This diagram shows the components of a flagellum that must all work together to give a bacterium motility. There are 20 major protein components that compose the flagellum itself, with another 20-30 required for it to grow and function.
A protein-based molecular motor at its base composed of many different proteins working together rotates the flagellum in the bacterial membrane using the proton motive force. Protein rings support the flagellum in the cell membranes and cell wall. A secretory system works to export the flagellin monomers that the hollow filament is composed of, allowing it to grow from its tip. Bacterial flagella continuously grow into their environment, and their length is controlled stochastically: if they get too long they break.

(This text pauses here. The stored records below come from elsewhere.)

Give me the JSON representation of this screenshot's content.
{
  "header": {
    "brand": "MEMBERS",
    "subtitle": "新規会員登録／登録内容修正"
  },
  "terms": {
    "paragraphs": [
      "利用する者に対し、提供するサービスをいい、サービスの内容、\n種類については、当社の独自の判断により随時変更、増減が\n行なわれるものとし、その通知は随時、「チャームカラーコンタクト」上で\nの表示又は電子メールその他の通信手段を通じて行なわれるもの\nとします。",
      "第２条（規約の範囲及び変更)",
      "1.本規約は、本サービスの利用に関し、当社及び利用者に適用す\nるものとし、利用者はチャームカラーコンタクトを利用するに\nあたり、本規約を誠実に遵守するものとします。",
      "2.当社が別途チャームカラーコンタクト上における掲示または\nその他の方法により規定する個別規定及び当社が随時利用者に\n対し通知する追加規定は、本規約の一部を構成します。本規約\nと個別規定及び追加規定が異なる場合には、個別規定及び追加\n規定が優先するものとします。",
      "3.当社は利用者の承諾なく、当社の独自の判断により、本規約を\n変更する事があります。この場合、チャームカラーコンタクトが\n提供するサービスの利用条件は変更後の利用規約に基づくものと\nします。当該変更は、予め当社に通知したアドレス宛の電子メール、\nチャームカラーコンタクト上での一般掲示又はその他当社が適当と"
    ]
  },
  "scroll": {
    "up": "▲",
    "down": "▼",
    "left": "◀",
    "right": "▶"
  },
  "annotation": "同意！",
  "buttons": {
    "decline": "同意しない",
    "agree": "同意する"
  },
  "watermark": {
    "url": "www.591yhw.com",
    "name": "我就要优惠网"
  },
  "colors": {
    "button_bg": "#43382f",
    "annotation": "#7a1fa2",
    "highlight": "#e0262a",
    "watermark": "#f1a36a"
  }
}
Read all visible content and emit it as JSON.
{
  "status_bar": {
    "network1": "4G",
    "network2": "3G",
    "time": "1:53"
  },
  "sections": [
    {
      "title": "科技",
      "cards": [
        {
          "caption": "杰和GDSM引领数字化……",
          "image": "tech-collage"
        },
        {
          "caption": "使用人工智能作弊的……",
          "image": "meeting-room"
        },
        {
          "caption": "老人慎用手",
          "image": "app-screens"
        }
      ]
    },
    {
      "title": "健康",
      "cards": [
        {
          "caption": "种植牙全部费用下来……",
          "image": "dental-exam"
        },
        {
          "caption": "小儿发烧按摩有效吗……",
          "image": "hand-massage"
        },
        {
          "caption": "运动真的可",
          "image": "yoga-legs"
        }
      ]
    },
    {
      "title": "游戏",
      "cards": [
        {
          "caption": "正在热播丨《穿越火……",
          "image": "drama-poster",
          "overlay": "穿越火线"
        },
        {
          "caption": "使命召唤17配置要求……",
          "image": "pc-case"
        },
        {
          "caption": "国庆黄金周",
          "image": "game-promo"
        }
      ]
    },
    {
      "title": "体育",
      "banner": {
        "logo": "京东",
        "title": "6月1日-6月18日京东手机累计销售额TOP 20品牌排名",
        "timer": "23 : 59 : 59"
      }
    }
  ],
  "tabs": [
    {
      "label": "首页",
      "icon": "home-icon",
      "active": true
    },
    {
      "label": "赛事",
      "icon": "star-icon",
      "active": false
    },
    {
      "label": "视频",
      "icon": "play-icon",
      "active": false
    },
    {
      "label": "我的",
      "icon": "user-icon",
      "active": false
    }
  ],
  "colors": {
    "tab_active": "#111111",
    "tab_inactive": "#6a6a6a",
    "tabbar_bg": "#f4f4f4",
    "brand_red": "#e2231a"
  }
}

The difficulty in explaining the evolution of complicated cell structures such as the flagellum comes from the fact that if a single protein in the complex ceases to function, the entire structure ceases to function. Thus, it is difficult to imagine a priori a stepwise evolutionary path to the current structure, a problem originally conceived from looking at the complexity of the mammalian eye.